### Your assignment
Each line of the listing where the string "data" appears is to be identified and copied.
----- Supplied material -----
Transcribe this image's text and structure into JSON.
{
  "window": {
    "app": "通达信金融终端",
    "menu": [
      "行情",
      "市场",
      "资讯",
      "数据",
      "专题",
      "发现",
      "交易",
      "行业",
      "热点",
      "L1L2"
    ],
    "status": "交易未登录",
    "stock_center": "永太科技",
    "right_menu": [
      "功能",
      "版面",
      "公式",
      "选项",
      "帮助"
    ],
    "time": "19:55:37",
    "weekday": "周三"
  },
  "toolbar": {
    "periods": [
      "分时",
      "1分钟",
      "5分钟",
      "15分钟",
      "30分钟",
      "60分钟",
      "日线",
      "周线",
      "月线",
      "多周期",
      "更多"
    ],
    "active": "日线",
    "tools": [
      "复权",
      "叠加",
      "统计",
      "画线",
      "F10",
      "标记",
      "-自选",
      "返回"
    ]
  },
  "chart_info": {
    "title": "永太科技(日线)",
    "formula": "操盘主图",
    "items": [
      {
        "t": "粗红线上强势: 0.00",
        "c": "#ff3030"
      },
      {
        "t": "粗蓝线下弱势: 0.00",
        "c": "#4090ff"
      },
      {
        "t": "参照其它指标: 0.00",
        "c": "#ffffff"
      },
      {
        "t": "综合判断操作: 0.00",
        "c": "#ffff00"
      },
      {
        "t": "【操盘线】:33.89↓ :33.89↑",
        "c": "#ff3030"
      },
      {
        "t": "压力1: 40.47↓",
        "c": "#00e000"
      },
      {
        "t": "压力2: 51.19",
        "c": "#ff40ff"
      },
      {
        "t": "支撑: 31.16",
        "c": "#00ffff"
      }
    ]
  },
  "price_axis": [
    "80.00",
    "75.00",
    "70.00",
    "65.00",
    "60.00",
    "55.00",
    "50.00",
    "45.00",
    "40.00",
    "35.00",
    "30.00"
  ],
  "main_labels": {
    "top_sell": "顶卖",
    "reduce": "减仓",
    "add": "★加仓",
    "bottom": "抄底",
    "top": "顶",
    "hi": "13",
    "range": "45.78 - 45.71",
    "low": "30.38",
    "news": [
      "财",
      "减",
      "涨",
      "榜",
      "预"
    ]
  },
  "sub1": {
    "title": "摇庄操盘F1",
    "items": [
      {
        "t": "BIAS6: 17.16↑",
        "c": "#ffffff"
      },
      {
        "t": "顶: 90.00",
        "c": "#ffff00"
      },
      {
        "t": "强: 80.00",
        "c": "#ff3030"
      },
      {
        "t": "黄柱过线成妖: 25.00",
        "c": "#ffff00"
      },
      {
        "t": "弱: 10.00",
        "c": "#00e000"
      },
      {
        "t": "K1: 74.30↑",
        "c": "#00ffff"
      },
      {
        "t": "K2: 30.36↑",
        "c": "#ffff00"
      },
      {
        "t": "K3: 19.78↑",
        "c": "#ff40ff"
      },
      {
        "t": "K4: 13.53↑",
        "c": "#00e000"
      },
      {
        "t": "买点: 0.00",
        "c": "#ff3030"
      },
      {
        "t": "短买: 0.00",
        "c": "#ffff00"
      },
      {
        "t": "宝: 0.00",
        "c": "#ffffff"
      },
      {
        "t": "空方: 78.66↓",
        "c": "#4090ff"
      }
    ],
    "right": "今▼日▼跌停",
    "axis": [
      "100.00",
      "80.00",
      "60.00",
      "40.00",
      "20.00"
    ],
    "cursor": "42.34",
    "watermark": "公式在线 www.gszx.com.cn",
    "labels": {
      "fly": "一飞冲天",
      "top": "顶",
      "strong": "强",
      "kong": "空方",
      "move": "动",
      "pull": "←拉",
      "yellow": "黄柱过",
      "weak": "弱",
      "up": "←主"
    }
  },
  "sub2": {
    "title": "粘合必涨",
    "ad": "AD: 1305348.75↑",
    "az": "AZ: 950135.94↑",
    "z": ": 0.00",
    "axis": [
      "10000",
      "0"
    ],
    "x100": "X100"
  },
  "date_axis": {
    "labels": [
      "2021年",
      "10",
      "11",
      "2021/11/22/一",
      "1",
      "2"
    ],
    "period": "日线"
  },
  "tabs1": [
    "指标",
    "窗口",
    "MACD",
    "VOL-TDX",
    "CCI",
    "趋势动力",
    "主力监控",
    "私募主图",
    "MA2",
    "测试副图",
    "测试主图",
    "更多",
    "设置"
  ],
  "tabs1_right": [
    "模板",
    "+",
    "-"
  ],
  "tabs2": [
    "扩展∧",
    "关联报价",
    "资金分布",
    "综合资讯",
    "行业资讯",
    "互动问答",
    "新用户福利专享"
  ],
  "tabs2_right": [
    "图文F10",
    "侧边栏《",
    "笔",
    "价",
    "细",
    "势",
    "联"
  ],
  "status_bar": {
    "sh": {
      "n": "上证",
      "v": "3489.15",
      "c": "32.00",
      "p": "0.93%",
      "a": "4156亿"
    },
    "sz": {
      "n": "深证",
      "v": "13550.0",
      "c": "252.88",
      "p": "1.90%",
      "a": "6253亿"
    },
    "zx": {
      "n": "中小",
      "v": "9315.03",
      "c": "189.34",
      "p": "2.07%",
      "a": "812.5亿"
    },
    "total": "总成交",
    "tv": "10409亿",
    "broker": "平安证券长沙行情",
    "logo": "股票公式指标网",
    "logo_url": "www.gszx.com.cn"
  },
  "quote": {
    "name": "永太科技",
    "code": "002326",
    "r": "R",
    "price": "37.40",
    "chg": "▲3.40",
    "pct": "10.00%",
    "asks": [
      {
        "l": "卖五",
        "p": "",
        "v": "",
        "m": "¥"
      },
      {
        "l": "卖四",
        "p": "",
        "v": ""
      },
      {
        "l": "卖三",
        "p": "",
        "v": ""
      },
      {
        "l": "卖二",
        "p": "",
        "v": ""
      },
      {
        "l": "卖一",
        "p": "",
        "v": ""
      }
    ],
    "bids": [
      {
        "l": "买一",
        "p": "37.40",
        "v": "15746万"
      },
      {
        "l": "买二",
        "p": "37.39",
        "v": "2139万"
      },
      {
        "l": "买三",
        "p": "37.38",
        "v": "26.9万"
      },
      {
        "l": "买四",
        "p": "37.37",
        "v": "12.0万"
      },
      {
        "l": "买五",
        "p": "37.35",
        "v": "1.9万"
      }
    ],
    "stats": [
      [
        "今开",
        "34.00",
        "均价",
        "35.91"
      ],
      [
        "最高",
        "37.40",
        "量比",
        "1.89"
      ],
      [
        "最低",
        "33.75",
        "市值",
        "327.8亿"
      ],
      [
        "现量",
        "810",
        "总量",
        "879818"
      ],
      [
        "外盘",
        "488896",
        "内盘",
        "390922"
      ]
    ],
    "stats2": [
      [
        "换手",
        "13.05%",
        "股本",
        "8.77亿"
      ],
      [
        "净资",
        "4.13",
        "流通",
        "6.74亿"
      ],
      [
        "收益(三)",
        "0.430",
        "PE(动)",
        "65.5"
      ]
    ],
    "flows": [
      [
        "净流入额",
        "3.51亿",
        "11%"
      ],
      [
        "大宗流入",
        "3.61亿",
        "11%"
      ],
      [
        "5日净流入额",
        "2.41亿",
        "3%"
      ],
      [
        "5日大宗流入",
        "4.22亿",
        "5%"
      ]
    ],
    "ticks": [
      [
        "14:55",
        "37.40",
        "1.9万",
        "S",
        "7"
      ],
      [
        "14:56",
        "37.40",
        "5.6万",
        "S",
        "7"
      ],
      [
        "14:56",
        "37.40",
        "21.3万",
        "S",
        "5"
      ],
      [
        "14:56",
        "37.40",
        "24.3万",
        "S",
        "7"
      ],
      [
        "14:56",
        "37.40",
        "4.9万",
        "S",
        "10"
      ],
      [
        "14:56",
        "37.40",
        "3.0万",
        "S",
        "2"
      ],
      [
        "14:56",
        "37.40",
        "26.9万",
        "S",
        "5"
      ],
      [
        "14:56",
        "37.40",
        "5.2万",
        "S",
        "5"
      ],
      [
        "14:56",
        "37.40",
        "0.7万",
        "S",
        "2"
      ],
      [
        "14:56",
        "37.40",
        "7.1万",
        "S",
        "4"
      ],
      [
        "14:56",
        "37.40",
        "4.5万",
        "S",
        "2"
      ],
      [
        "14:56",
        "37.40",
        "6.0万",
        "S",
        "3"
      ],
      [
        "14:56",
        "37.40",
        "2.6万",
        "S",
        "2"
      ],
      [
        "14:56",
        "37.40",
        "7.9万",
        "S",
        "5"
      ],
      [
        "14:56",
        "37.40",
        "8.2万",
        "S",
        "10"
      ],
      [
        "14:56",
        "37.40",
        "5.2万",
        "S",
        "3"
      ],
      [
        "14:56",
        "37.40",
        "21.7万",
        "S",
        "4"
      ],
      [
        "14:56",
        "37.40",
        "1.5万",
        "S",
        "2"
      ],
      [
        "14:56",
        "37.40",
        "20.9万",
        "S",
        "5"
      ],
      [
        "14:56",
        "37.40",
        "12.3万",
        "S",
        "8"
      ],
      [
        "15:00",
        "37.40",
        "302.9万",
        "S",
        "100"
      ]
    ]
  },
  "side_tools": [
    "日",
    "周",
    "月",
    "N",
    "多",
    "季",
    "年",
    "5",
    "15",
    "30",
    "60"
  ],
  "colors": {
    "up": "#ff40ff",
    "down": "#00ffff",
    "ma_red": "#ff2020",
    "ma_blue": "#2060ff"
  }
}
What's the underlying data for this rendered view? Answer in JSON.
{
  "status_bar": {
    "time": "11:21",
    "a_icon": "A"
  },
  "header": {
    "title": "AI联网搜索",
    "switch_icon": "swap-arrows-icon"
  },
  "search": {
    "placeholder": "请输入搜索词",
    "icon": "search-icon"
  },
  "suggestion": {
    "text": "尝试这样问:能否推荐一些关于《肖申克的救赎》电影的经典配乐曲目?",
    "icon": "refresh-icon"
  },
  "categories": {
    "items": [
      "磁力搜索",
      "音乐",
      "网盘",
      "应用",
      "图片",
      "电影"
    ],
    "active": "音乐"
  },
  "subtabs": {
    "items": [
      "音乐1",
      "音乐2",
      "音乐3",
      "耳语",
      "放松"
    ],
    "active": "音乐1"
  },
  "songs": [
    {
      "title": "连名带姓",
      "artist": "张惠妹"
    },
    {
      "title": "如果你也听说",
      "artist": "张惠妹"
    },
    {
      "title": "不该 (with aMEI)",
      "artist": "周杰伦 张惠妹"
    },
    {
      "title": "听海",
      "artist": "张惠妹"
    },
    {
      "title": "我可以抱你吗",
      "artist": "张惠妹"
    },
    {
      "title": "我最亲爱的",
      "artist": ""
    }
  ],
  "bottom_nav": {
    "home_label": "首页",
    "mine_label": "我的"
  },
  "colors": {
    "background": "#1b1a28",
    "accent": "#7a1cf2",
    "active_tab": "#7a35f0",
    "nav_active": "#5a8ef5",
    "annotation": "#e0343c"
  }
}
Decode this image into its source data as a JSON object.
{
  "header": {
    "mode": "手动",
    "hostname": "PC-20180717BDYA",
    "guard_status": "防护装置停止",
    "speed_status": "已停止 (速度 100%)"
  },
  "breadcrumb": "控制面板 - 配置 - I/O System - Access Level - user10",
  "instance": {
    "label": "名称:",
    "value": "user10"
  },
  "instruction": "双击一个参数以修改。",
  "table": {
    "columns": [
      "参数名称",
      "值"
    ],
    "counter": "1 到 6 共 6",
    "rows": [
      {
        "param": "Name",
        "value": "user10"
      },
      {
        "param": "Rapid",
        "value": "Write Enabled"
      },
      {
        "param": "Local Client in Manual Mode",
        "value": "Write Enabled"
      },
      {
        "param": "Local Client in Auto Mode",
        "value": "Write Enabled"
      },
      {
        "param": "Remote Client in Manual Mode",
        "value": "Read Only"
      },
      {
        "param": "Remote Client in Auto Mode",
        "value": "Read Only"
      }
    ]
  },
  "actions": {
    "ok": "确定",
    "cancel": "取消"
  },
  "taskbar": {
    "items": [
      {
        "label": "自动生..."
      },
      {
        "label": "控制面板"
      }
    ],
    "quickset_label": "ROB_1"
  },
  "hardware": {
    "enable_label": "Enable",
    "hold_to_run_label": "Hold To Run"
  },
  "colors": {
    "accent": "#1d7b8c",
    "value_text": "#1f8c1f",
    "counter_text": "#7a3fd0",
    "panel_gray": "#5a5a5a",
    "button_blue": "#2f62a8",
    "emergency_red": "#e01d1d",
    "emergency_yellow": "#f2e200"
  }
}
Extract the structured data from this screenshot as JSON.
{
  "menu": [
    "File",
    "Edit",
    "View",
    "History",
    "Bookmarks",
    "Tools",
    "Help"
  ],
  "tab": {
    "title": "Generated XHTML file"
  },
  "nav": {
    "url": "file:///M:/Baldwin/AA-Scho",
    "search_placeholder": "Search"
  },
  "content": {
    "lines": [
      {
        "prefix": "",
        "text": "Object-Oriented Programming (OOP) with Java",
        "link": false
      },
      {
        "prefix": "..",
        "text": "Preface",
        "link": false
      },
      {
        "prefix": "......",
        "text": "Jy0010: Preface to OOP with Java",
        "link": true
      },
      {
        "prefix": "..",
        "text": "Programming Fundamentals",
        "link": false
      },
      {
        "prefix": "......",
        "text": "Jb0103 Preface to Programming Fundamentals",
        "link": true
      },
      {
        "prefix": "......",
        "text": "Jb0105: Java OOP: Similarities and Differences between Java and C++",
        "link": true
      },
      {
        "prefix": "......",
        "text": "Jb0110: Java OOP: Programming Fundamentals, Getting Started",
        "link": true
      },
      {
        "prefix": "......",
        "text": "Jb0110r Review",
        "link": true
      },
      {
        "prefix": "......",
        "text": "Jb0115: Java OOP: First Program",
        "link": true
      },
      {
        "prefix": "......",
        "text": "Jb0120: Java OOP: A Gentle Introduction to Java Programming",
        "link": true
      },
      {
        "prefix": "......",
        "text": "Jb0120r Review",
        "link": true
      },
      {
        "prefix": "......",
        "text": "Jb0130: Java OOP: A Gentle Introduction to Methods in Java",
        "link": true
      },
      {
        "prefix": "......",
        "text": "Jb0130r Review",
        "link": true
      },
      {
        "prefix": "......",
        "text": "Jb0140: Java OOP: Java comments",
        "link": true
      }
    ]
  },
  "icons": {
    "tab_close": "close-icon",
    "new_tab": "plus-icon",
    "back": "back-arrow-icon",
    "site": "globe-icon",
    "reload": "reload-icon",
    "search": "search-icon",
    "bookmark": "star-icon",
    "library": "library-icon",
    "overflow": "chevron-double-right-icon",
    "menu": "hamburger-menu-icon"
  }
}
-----
### Written response
What's the underlying data for this rendered view? Answer in JSON.
Decode this image into its source data as a JSON object.
Extract the structured data from this screenshot as JSON.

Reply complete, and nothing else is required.